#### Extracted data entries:

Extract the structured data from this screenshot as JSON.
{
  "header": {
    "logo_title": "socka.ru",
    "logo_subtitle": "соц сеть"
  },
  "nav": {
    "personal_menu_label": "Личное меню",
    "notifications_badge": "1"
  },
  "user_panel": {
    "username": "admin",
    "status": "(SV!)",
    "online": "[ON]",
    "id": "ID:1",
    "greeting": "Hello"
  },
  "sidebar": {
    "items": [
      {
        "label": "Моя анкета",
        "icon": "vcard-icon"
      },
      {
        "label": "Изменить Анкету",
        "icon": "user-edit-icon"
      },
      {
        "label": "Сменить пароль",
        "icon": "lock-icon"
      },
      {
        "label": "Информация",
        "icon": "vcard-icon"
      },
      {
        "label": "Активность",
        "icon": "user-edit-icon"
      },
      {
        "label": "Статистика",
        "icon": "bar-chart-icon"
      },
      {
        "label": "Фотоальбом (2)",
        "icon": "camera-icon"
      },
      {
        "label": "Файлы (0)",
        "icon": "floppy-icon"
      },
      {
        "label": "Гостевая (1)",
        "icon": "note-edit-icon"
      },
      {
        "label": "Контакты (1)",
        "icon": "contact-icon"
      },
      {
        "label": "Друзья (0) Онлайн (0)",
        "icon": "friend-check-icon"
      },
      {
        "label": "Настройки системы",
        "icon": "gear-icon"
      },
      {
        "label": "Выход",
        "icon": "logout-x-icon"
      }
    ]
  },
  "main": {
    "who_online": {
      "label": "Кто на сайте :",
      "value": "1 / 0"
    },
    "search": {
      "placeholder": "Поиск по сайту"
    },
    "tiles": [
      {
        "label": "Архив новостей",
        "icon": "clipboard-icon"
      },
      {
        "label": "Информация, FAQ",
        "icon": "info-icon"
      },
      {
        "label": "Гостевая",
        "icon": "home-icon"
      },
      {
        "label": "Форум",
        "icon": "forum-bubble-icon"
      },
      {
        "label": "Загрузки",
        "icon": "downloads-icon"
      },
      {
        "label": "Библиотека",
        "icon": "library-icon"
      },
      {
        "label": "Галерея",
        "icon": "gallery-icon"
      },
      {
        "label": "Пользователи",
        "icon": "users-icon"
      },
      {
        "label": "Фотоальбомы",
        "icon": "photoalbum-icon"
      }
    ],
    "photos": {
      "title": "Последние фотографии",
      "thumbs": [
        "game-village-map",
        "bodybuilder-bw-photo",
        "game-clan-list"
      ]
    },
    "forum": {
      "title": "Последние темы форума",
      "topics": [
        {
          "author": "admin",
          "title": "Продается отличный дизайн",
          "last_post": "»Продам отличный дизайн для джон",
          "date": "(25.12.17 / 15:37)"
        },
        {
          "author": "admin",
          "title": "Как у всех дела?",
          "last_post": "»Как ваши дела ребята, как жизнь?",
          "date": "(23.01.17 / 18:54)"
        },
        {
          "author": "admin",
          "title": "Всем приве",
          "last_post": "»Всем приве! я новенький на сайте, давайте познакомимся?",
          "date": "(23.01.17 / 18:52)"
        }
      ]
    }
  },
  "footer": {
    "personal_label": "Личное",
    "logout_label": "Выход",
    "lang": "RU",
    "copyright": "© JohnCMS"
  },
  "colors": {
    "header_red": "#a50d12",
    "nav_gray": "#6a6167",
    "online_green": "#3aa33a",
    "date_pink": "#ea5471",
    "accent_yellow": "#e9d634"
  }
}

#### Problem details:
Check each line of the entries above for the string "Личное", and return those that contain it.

#### Exercise solution:
    "personal_menu_label": "Личное меню",
    "personal_label": "Личное",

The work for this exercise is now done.